Reproduce exactly the lines from the one containing "Output a JSON" through the last line of the records below, both included. Leave out any pictures.

##### Data in this exercise

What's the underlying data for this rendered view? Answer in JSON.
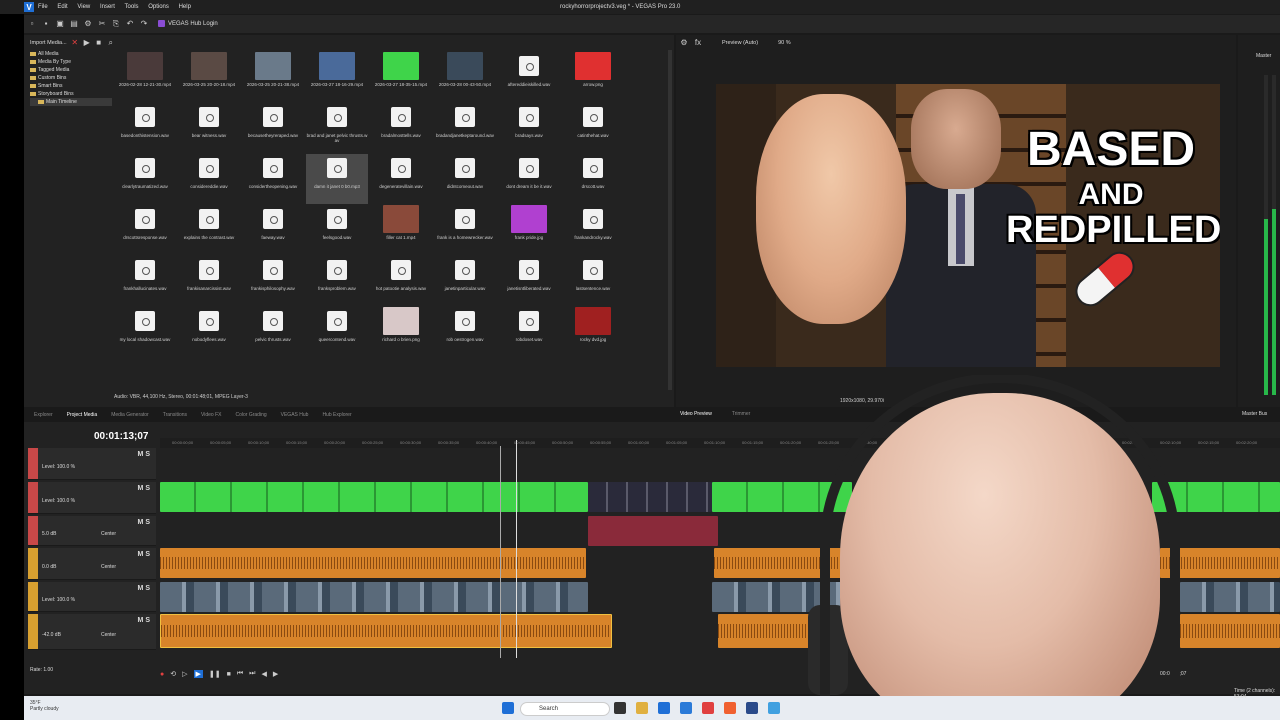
{
  "window": {
    "title": "rockyhorrorprojectv3.veg * - VEGAS Pro 23.0",
    "menu": [
      "File",
      "Edit",
      "View",
      "Insert",
      "Tools",
      "Options",
      "Help"
    ],
    "hub_label": "VEGAS Hub Login"
  },
  "explorer": {
    "import_label": "Import Media...",
    "tree": [
      "All Media",
      "Media By Type",
      "Tagged Media",
      "Custom Bins",
      "Smart Bins",
      "Storyboard Bins",
      "Main Timeline"
    ],
    "items": [
      {
        "label": "2026-02-28 12-21-30.mp4",
        "kind": "video",
        "color": "#4a3a3a"
      },
      {
        "label": "2026-03-25 20-20-18.mp4",
        "kind": "video",
        "color": "#5a4a44"
      },
      {
        "label": "2026-03-25 20-21-38.mp4",
        "kind": "video",
        "color": "#6a7a8a"
      },
      {
        "label": "2026-03-27 18-16-29.mp4",
        "kind": "video",
        "color": "#4a6a9a"
      },
      {
        "label": "2026-03-27 18-35-15.mp4",
        "kind": "video",
        "color": "#3fd44a"
      },
      {
        "label": "2026-03-28 00-43-50.mp4",
        "kind": "video",
        "color": "#3a4a5a"
      },
      {
        "label": "aftereddieiskilled.wav",
        "kind": "wav"
      },
      {
        "label": "arrow.png",
        "kind": "image",
        "color": "#e03030"
      },
      {
        "label": "basedonthistension.wav",
        "kind": "wav"
      },
      {
        "label": "bear witness.wav",
        "kind": "wav"
      },
      {
        "label": "becausetheyreraped.wav",
        "kind": "wav"
      },
      {
        "label": "brad and janet pelvic thrusts.wav",
        "kind": "wav"
      },
      {
        "label": "bradalmosttells.wav",
        "kind": "wav"
      },
      {
        "label": "bradandjanetkeptaround.wav",
        "kind": "wav"
      },
      {
        "label": "bradsays.wav",
        "kind": "wav"
      },
      {
        "label": "catinthehat.wav",
        "kind": "wav"
      },
      {
        "label": "clearlytraumatized.wav",
        "kind": "wav"
      },
      {
        "label": "considereddie.wav",
        "kind": "wav"
      },
      {
        "label": "considertheopening.wav",
        "kind": "wav"
      },
      {
        "label": "damn it janet 0 b0.mp3",
        "kind": "wav",
        "selected": true
      },
      {
        "label": "degeneratevillain.wav",
        "kind": "wav"
      },
      {
        "label": "didntcomeout.wav",
        "kind": "wav"
      },
      {
        "label": "dont dream it be it.wav",
        "kind": "wav"
      },
      {
        "label": "drscott.wav",
        "kind": "wav"
      },
      {
        "label": "drscottsresponse.wav",
        "kind": "wav"
      },
      {
        "label": "explains the contrast.wav",
        "kind": "wav"
      },
      {
        "label": "faeway.wav",
        "kind": "wav"
      },
      {
        "label": "feelsgood.wav",
        "kind": "wav"
      },
      {
        "label": "filler cat 1.mp4",
        "kind": "video",
        "color": "#8a4a3a"
      },
      {
        "label": "frank is a homewrecker.wav",
        "kind": "wav"
      },
      {
        "label": "frank pride.jpg",
        "kind": "image",
        "color": "#b040d0"
      },
      {
        "label": "frankandrocky.wav",
        "kind": "wav"
      },
      {
        "label": "frankhallucinates.wav",
        "kind": "wav"
      },
      {
        "label": "frankisanarcissist.wav",
        "kind": "wav"
      },
      {
        "label": "frankisphilosophy.wav",
        "kind": "wav"
      },
      {
        "label": "franksproblem.wav",
        "kind": "wav"
      },
      {
        "label": "hot patootie analysis.wav",
        "kind": "wav"
      },
      {
        "label": "janetinparticular.wav",
        "kind": "wav"
      },
      {
        "label": "janetisntliberated.wav",
        "kind": "wav"
      },
      {
        "label": "lastsentence.wav",
        "kind": "wav"
      },
      {
        "label": "my local shadowcast.wav",
        "kind": "wav"
      },
      {
        "label": "nobodyflees.wav",
        "kind": "wav"
      },
      {
        "label": "pelvic thrusts.wav",
        "kind": "wav"
      },
      {
        "label": "queercontend.wav",
        "kind": "wav"
      },
      {
        "label": "richard o brien.png",
        "kind": "image",
        "color": "#d8c8c8"
      },
      {
        "label": "rob oestrogen.wav",
        "kind": "wav"
      },
      {
        "label": "robdoset.wav",
        "kind": "wav"
      },
      {
        "label": "rocky dvd.jpg",
        "kind": "image",
        "color": "#a02020"
      }
    ],
    "status": "Audio: VBR, 44,100 Hz, Stereo, 00:01:48;01, MPEG Layer-3"
  },
  "tabs": [
    "Explorer",
    "Project Media",
    "Media Generator",
    "Transitions",
    "Video FX",
    "Color Grading",
    "VEGAS Hub",
    "Hub Explorer"
  ],
  "active_tab": "Project Media",
  "preview": {
    "mode": "Preview (Auto)",
    "zoom": "90 %",
    "headline1": "BASED",
    "headline2": "AND",
    "headline3": "REDPILLED",
    "status": "1920x1080, 29.970i",
    "tabs": [
      "Video Preview",
      "Trimmer"
    ],
    "master_label": "Master",
    "master_bus": "Master Bus"
  },
  "timeline": {
    "timecode": "00:01:13;07",
    "tracks": [
      {
        "level": "Level: 100.0 %",
        "color": "#c84848"
      },
      {
        "level": "Level: 100.0 %",
        "color": "#c84848"
      },
      {
        "level": "5.0 dB",
        "pan": "Center",
        "color": "#c84848"
      },
      {
        "level": "0.0 dB",
        "pan": "Center",
        "color": "#d8a030"
      },
      {
        "level": "Level: 100.0 %",
        "color": "#d8a030"
      },
      {
        "level": "-42.0 dB",
        "pan": "Center",
        "color": "#d8a030"
      }
    ],
    "ms": "M S",
    "rate": "Rate: 1.00",
    "end_time": "00:01:13;07",
    "ticks": [
      "00:00:00;00",
      "00:00:05;00",
      "00:00:10;00",
      "00:00:15;00",
      "00:00:20;00",
      "00:00:25;00",
      "00:00:30;00",
      "00:00:35;00",
      "00:00:40;00",
      "00:00:45;00",
      "00:00:50;00",
      "00:00:55;00",
      "00:01:00;00",
      "00:01:05;00",
      "00:01:10;00",
      "00:01:15;00",
      "00:01:20;00",
      "00:01:25;00",
      "00:01:30;00",
      "00:01:35;00",
      "00:01:40;00",
      "00:01:45;00",
      "00:01:50;00",
      "00:01:55;00",
      "00:02:00;00",
      "00:02:05;00",
      "00:02:10;00",
      "00:02:15;00",
      "00:02:20;00"
    ]
  },
  "taskbar": {
    "temp": "35°F",
    "condition": "Partly cloudy",
    "search": "Search",
    "time_label": "Time (2 channels): 53:04"
  }
}
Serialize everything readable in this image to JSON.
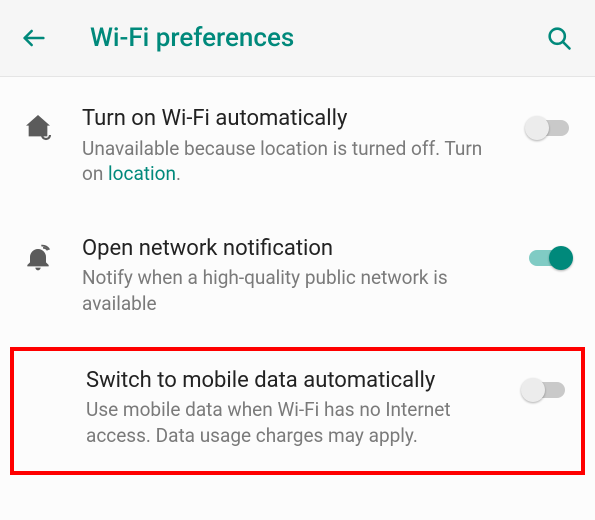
{
  "header": {
    "title": "Wi-Fi preferences"
  },
  "items": [
    {
      "title": "Turn on Wi-Fi automatically",
      "sub_before": "Unavailable because location is turned off. Turn on ",
      "link": "location",
      "sub_after": ".",
      "toggle": "off"
    },
    {
      "title": "Open network notification",
      "sub": "Notify when a high-quality public network is available",
      "toggle": "on"
    },
    {
      "title": "Switch to mobile data automatically",
      "sub": "Use mobile data when Wi-Fi has no Internet access. Data usage charges may apply.",
      "toggle": "off"
    }
  ]
}
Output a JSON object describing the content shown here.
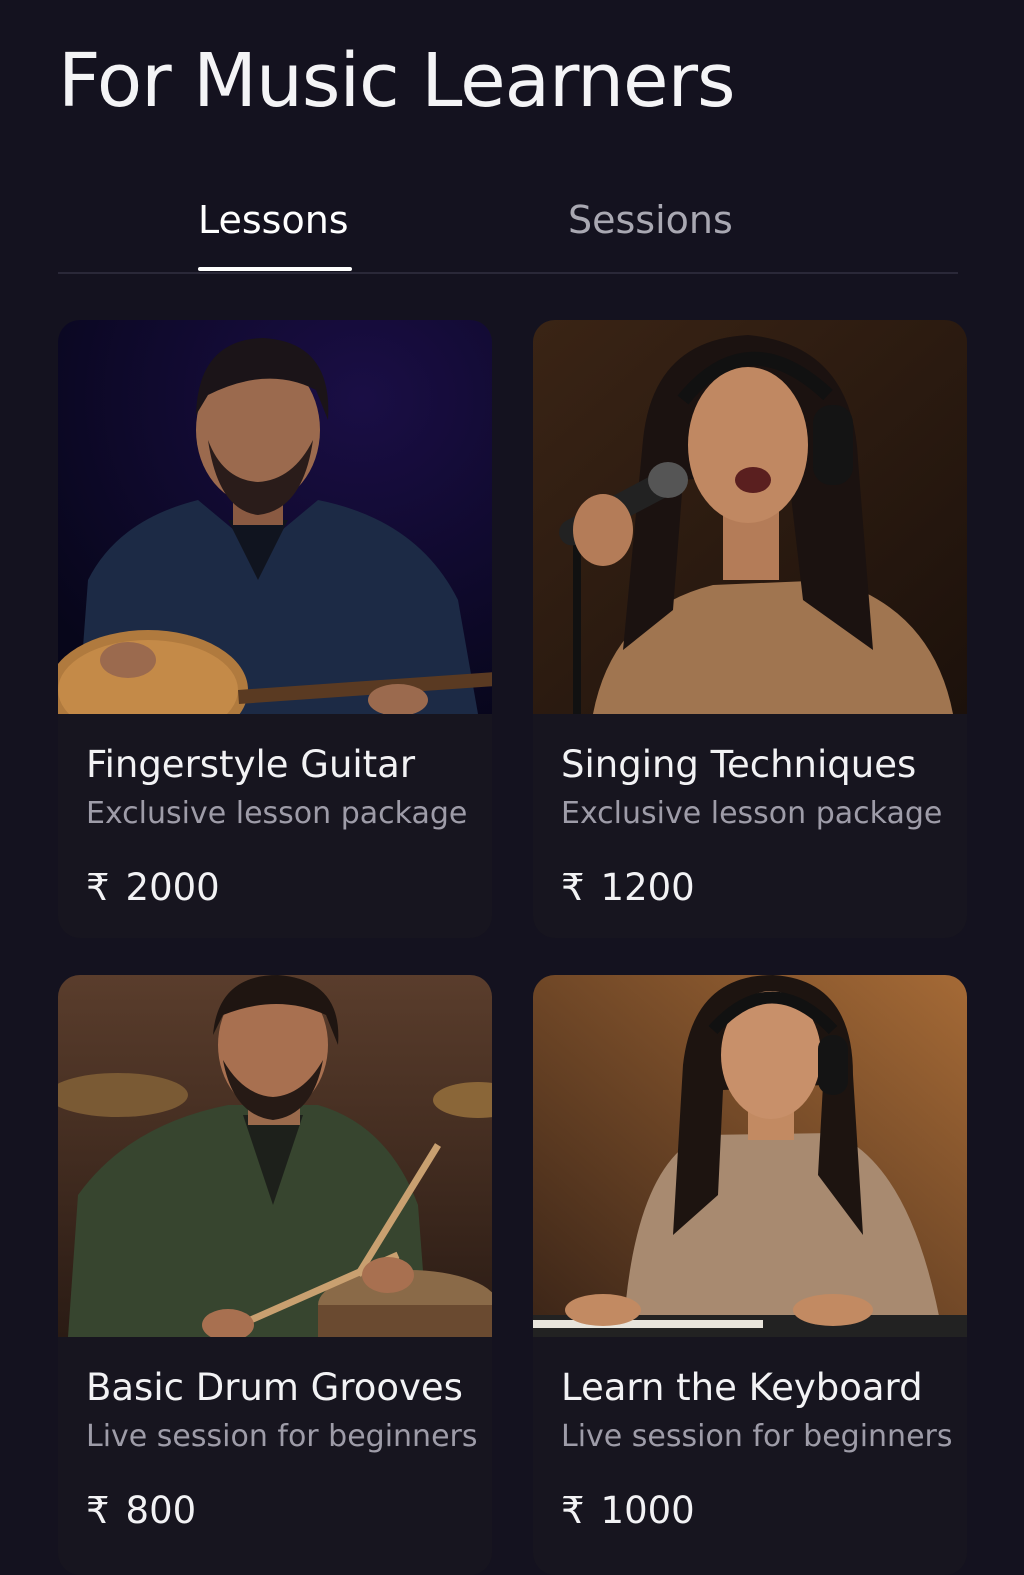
{
  "page": {
    "title": "For Music Learners"
  },
  "tabs": [
    {
      "label": "Lessons",
      "active": true
    },
    {
      "label": "Sessions",
      "active": false
    }
  ],
  "currency_symbol": "₹",
  "cards": [
    {
      "title": "Fingerstyle Guitar",
      "subtitle": "Exclusive lesson package",
      "price": "2000",
      "photo_icon": "guitarist-photo"
    },
    {
      "title": "Singing Techniques",
      "subtitle": "Exclusive lesson package",
      "price": "1200",
      "photo_icon": "singer-photo"
    },
    {
      "title": "Basic Drum Grooves",
      "subtitle": "Live session for beginners",
      "price": "800",
      "photo_icon": "drummer-photo"
    },
    {
      "title": "Learn the Keyboard",
      "subtitle": "Live session for beginners",
      "price": "1000",
      "photo_icon": "keyboardist-photo"
    }
  ],
  "colors": {
    "background": "#14121f",
    "card": "#17151f",
    "text_primary": "#ffffff",
    "text_secondary": "#9e9ca8"
  }
}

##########

Answer for this exercise
Output a JSON object describing the content shown here.
{
  "page": {
    "title": "For Music Learners"
  },
  "tabs": [
    {
      "label": "Lessons",
      "active": true
    },
    {
      "label": "Sessions",
      "active": false
    }
  ],
  "currency_symbol": "₹",
  "cards": [
    {
      "title": "Fingerstyle Guitar",
      "subtitle": "Exclusive lesson package",
      "price": "2000",
      "photo_icon": "guitarist-photo"
    },
    {
      "title": "Singing Techniques",
      "subtitle": "Exclusive lesson package",
      "price": "1200",
      "photo_icon": "singer-photo"
    },
    {
      "title": "Basic Drum Grooves",
      "subtitle": "Live session for beginners",
      "price": "800",
      "photo_icon": "drummer-photo"
    },
    {
      "title": "Learn the Keyboard",
      "subtitle": "Live session for beginners",
      "price": "1000",
      "photo_icon": "keyboardist-photo"
    }
  ],
  "colors": {
    "background": "#14121f",
    "card": "#17151f",
    "text_primary": "#ffffff",
    "text_secondary": "#9e9ca8"
  }
}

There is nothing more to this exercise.